#### What the exercise asks:
The records sit below this line. Repeat all of them exactly.

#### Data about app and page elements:
◆ ◆ ◆

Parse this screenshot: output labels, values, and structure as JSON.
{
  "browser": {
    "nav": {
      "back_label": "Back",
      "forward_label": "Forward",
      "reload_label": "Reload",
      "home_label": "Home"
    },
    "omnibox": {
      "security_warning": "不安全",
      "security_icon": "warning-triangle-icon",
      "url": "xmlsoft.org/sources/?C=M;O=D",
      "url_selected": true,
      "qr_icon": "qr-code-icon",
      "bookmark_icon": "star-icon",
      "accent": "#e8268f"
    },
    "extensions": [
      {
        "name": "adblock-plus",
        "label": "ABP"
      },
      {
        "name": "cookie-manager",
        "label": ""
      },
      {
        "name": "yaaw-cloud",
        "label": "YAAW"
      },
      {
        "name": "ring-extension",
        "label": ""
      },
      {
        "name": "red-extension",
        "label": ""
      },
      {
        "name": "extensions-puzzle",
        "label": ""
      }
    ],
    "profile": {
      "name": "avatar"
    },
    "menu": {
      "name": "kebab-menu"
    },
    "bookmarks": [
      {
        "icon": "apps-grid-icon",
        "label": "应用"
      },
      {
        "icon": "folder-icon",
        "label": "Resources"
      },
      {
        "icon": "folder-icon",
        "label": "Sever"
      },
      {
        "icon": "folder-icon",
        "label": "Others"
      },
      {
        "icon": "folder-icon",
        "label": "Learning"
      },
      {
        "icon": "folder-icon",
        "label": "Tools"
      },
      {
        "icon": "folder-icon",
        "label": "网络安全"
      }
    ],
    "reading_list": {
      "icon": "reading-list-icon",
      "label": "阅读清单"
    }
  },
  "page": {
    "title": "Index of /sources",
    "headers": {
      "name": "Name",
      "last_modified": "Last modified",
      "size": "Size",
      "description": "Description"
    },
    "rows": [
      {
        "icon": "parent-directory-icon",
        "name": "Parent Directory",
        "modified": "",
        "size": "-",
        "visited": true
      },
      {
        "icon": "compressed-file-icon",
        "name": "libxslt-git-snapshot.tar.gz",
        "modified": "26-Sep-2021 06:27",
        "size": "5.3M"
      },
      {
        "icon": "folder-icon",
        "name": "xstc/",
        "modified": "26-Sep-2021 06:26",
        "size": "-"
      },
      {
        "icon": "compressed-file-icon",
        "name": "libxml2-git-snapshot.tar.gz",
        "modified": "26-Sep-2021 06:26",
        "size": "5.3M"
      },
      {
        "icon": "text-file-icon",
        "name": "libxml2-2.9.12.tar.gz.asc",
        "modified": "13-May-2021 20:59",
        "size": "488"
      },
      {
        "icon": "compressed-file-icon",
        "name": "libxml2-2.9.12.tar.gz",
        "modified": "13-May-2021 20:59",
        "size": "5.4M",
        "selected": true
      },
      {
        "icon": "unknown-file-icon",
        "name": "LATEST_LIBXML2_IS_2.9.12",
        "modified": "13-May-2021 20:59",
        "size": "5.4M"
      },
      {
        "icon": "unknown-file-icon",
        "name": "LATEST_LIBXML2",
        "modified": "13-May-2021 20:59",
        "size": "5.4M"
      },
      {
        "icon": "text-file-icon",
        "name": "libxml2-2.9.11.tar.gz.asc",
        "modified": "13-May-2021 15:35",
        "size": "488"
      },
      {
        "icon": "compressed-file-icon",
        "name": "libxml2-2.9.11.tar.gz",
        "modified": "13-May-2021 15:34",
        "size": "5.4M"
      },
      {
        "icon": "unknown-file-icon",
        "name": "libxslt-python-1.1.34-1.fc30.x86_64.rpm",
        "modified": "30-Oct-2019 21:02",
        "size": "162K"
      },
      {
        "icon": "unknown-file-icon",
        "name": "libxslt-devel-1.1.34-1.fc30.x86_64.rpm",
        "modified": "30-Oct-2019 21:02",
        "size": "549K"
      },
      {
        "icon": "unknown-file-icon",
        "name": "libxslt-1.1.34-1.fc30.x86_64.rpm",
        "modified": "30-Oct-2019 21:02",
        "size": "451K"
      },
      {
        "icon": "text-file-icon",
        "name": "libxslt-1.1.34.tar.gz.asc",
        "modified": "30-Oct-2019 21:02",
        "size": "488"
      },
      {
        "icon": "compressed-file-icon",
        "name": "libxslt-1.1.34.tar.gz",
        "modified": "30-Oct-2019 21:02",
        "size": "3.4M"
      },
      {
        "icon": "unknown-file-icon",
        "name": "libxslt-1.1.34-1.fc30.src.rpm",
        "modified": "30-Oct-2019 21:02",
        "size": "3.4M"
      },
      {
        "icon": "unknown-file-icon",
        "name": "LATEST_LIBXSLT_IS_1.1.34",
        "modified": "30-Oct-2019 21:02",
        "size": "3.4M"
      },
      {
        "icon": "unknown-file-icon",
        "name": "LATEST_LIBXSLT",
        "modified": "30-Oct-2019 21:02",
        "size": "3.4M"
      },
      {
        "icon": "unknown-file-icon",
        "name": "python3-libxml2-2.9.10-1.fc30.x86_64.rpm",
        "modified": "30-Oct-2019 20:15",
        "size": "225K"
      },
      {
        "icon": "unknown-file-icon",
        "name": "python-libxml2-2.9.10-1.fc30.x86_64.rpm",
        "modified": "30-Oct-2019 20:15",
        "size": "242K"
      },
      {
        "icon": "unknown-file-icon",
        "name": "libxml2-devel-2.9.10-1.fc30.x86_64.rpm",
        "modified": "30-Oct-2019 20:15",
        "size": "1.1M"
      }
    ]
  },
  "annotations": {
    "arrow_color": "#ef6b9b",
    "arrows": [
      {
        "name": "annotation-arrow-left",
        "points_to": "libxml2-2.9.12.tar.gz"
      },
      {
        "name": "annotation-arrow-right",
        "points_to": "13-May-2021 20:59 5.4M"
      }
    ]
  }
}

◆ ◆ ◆

#### Answer section:
Parse this screenshot: output labels, values, and structure as JSON.
{
  "browser": {
    "nav": {
      "back_label": "Back",
      "forward_label": "Forward",
      "reload_label": "Reload",
      "home_label": "Home"
    },
    "omnibox": {
      "security_warning": "不安全",
      "security_icon": "warning-triangle-icon",
      "url": "xmlsoft.org/sources/?C=M;O=D",
      "url_selected": true,
      "qr_icon": "qr-code-icon",
      "bookmark_icon": "star-icon",
      "accent": "#e8268f"
    },
    "extensions": [
      {
        "name": "adblock-plus",
        "label": "ABP"
      },
      {
        "name": "cookie-manager",
        "label": ""
      },
      {
        "name": "yaaw-cloud",
        "label": "YAAW"
      },
      {
        "name": "ring-extension",
        "label": ""
      },
      {
        "name": "red-extension",
        "label": ""
      },
      {
        "name": "extensions-puzzle",
        "label": ""
      }
    ],
    "profile": {
      "name": "avatar"
    },
    "menu": {
      "name": "kebab-menu"
    },
    "bookmarks": [
      {
        "icon": "apps-grid-icon",
        "label": "应用"
      },
      {
        "icon": "folder-icon",
        "label": "Resources"
      },
      {
        "icon": "folder-icon",
        "label": "Sever"
      },
      {
        "icon": "folder-icon",
        "label": "Others"
      },
      {
        "icon": "folder-icon",
        "label": "Learning"
      },
      {
        "icon": "folder-icon",
        "label": "Tools"
      },
      {
        "icon": "folder-icon",
        "label": "网络安全"
      }
    ],
    "reading_list": {
      "icon": "reading-list-icon",
      "label": "阅读清单"
    }
  },
  "page": {
    "title": "Index of /sources",
    "headers": {
      "name": "Name",
      "last_modified": "Last modified",
      "size": "Size",
      "description": "Description"
    },
    "rows": [
      {
        "icon": "parent-directory-icon",
        "name": "Parent Directory",
        "modified": "",
        "size": "-",
        "visited": true
      },
      {
        "icon": "compressed-file-icon",
        "name": "libxslt-git-snapshot.tar.gz",
        "modified": "26-Sep-2021 06:27",
        "size": "5.3M"
      },
      {
        "icon": "folder-icon",
        "name": "xstc/",
        "modified": "26-Sep-2021 06:26",
        "size": "-"
      },
      {
        "icon": "compressed-file-icon",
        "name": "libxml2-git-snapshot.tar.gz",
        "modified": "26-Sep-2021 06:26",
        "size": "5.3M"
      },
      {
        "icon": "text-file-icon",
        "name": "libxml2-2.9.12.tar.gz.asc",
        "modified": "13-May-2021 20:59",
        "size": "488"
      },
      {
        "icon": "compressed-file-icon",
        "name": "libxml2-2.9.12.tar.gz",
        "modified": "13-May-2021 20:59",
        "size": "5.4M",
        "selected": true
      },
      {
        "icon": "unknown-file-icon",
        "name": "LATEST_LIBXML2_IS_2.9.12",
        "modified": "13-May-2021 20:59",
        "size": "5.4M"
      },
      {
        "icon": "unknown-file-icon",
        "name": "LATEST_LIBXML2",
        "modified": "13-May-2021 20:59",
        "size": "5.4M"
      },
      {
        "icon": "text-file-icon",
        "name": "libxml2-2.9.11.tar.gz.asc",
        "modified": "13-May-2021 15:35",
        "size": "488"
      },
      {
        "icon": "compressed-file-icon",
        "name": "libxml2-2.9.11.tar.gz",
        "modified": "13-May-2021 15:34",
        "size": "5.4M"
      },
      {
        "icon": "unknown-file-icon",
        "name": "libxslt-python-1.1.34-1.fc30.x86_64.rpm",
        "modified": "30-Oct-2019 21:02",
        "size": "162K"
      },
      {
        "icon": "unknown-file-icon",
        "name": "libxslt-devel-1.1.34-1.fc30.x86_64.rpm",
        "modified": "30-Oct-2019 21:02",
        "size": "549K"
      },
      {
        "icon": "unknown-file-icon",
        "name": "libxslt-1.1.34-1.fc30.x86_64.rpm",
        "modified": "30-Oct-2019 21:02",
        "size": "451K"
      },
      {
        "icon": "text-file-icon",
        "name": "libxslt-1.1.34.tar.gz.asc",
        "modified": "30-Oct-2019 21:02",
        "size": "488"
      },
      {
        "icon": "compressed-file-icon",
        "name": "libxslt-1.1.34.tar.gz",
        "modified": "30-Oct-2019 21:02",
        "size": "3.4M"
      },
      {
        "icon": "unknown-file-icon",
        "name": "libxslt-1.1.34-1.fc30.src.rpm",
        "modified": "30-Oct-2019 21:02",
        "size": "3.4M"
      },
      {
        "icon": "unknown-file-icon",
        "name": "LATEST_LIBXSLT_IS_1.1.34",
        "modified": "30-Oct-2019 21:02",
        "size": "3.4M"
      },
      {
        "icon": "unknown-file-icon",
        "name": "LATEST_LIBXSLT",
        "modified": "30-Oct-2019 21:02",
        "size": "3.4M"
      },
      {
        "icon": "unknown-file-icon",
        "name": "python3-libxml2-2.9.10-1.fc30.x86_64.rpm",
        "modified": "30-Oct-2019 20:15",
        "size": "225K"
      },
      {
        "icon": "unknown-file-icon",
        "name": "python-libxml2-2.9.10-1.fc30.x86_64.rpm",
        "modified": "30-Oct-2019 20:15",
        "size": "242K"
      },
      {
        "icon": "unknown-file-icon",
        "name": "libxml2-devel-2.9.10-1.fc30.x86_64.rpm",
        "modified": "30-Oct-2019 20:15",
        "size": "1.1M"
      }
    ]
  },
  "annotations": {
    "arrow_color": "#ef6b9b",
    "arrows": [
      {
        "name": "annotation-arrow-left",
        "points_to": "libxml2-2.9.12.tar.gz"
      },
      {
        "name": "annotation-arrow-right",
        "points_to": "13-May-2021 20:59 5.4M"
      }
    ]
  }
}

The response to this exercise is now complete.